[Start of Attachment]
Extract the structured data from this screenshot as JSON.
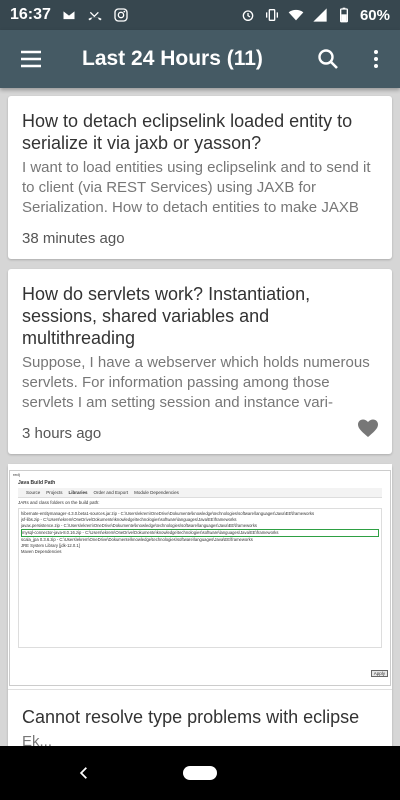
{
  "status": {
    "time": "16:37",
    "battery": "60%",
    "left_icons": [
      "mail-icon",
      "missed-call-icon",
      "instagram-icon"
    ],
    "right_icons": [
      "alarm-icon",
      "vibrate-icon",
      "wifi-icon",
      "signal-icon",
      "battery-icon"
    ]
  },
  "app_bar": {
    "title": "Last 24 Hours (11)",
    "menu_icon": "hamburger-menu-icon",
    "search_icon": "search-icon",
    "more_icon": "more-vert-icon",
    "colors": {
      "bar": "#455a64",
      "status": "#37474f"
    }
  },
  "cards": [
    {
      "title": "How to detach eclipselink loaded entity to serialize it via jaxb or yasson?",
      "excerpt": "I want to load entities using eclipselink and to send it to client (via REST Services) using JAXB for Serialization. How to detach entities to make JAXB",
      "time": "38 minutes ago"
    },
    {
      "title": "How do servlets work? Instantiation, sessions, shared variables and multithreading",
      "excerpt": "Suppose, I have a webserver which holds numerous servlets. For information passing among those servlets I am setting session and instance vari-",
      "time": "3 hours ago",
      "favorite_icon": "heart-icon"
    }
  ],
  "image_card": {
    "screenshot": {
      "window_label": "red)",
      "title": "Java Build Path",
      "tabs": [
        "Source",
        "Projects",
        "Libraries",
        "Order and Export",
        "Module Dependencies"
      ],
      "subtitle": "JARs and class folders on the build path:",
      "rows": [
        "hibernate-entitymanager-4.3.0.beta1-sources.jar.zip - C:\\Users\\ekrem\\OneDrive\\Dokumente\\knowledge\\technologies\\software\\languages\\Java\\EE\\frameworks",
        "jsf-libs.zip - C:\\Users\\ekrem\\OneDrive\\Dokumente\\knowledge\\technologies\\software\\languages\\Java\\EE\\frameworks",
        "javax.persistence.zip - C:\\Users\\ekrem\\OneDrive\\Dokumente\\knowledge\\technologies\\software\\languages\\Java\\EE\\frameworks",
        "mysql-connector-java-8.0.16.zip - C:\\Users\\ekrem\\OneDrive\\Dokumente\\knowledge\\technologies\\software\\languages\\Java\\EE\\frameworks",
        "scala_jpa 0.3.6.zip - C:\\Users\\ekrem\\OneDrive\\Dokumente\\knowledge\\technologies\\software\\languages\\Java\\EE\\frameworks",
        "JRE System Library [jdk-12.0.1]",
        "Maven Dependencies"
      ],
      "apply_label": "Apply"
    },
    "title": "Cannot resolve type problems with eclipse",
    "excerpt_partial": "Ek..."
  },
  "nav": {
    "back_icon": "back-icon",
    "home_icon": "home-pill-icon"
  }
}
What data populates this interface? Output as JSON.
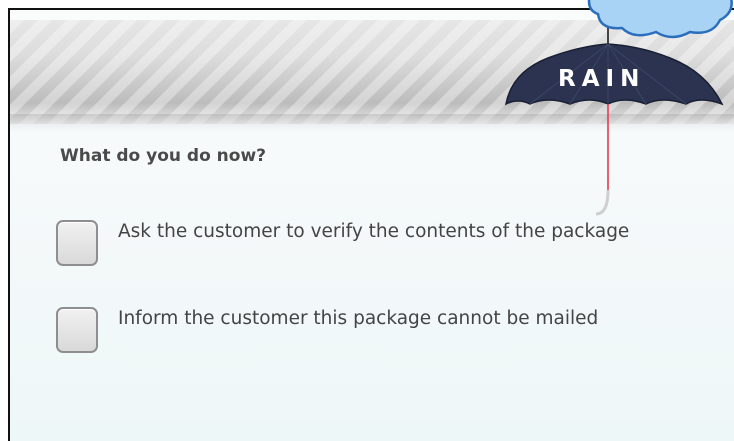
{
  "header": {
    "brand_label": "RAIN"
  },
  "question": {
    "text": "What do you do now?"
  },
  "options": [
    {
      "label": "Ask the customer to verify the contents of the package",
      "checked": false
    },
    {
      "label": "Inform the customer this package cannot be mailed",
      "checked": false
    }
  ],
  "colors": {
    "cloud_fill": "#a9d3f4",
    "cloud_stroke": "#2a6fbd",
    "umbrella_canopy": "#2b3350",
    "umbrella_pole": "#e8465a",
    "text": "#444444"
  },
  "icons": {
    "cloud": "cloud-icon",
    "umbrella": "umbrella-icon"
  }
}
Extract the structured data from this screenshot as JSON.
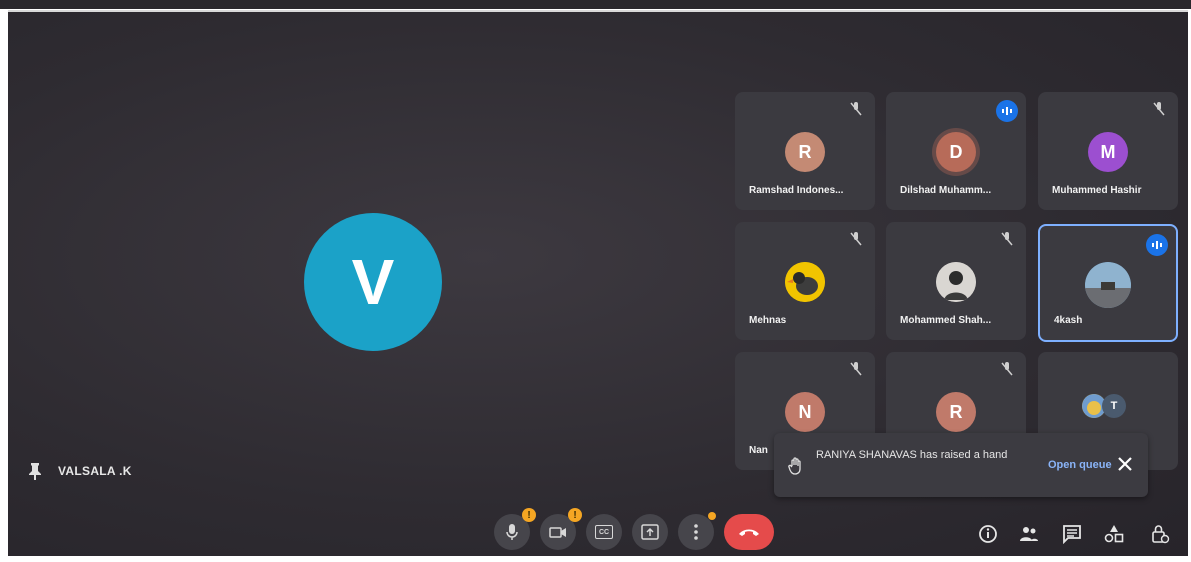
{
  "main": {
    "avatar_letter": "V",
    "avatar_color": "#1ba2c8",
    "name": "VALSALA .K"
  },
  "tiles": [
    {
      "name": "Ramshad Indones...",
      "initial": "R",
      "color": "#c48a74",
      "state": "muted"
    },
    {
      "name": "Dilshad Muhamm...",
      "initial": "D",
      "color": "#b76b59",
      "state": "speaking"
    },
    {
      "name": "Muhammed Hashir",
      "initial": "M",
      "color": "#9c4fd0",
      "state": "muted"
    },
    {
      "name": "Mehnas",
      "initial": "",
      "color": "#f1c400",
      "state": "muted"
    },
    {
      "name": "Mohammed Shah...",
      "initial": "",
      "color": "#c8c4c0",
      "state": "muted"
    },
    {
      "name": "4kash",
      "initial": "",
      "color": "#5b86a8",
      "state": "speaking"
    },
    {
      "name": "Nan",
      "initial": "N",
      "color": "#c07a6a",
      "state": "muted"
    },
    {
      "name": "",
      "initial": "R",
      "color": "#c07a6a",
      "state": "muted"
    },
    {
      "name": "",
      "initial": "T",
      "color": "#4a5a6e",
      "state": "group"
    }
  ],
  "notice": {
    "message": "RANIYA SHANAVAS has raised a hand",
    "action": "Open queue"
  },
  "controls": {
    "mic": "mic-icon",
    "camera": "camera-icon",
    "captions": "CC",
    "present": "present-icon",
    "more": "more-icon",
    "end": "end-call-icon"
  },
  "right_icons": [
    "info-icon",
    "people-icon",
    "chat-icon",
    "activities-icon",
    "host-controls-icon"
  ]
}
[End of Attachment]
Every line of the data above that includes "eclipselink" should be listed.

      "title": "How to detach eclipselink loaded entity to serialize it via jaxb or yasson?",
      "excerpt": "I want to load entities using eclipselink and to send it to client (via REST Services) using JAXB for Serialization. How to detach entities to make JAXB",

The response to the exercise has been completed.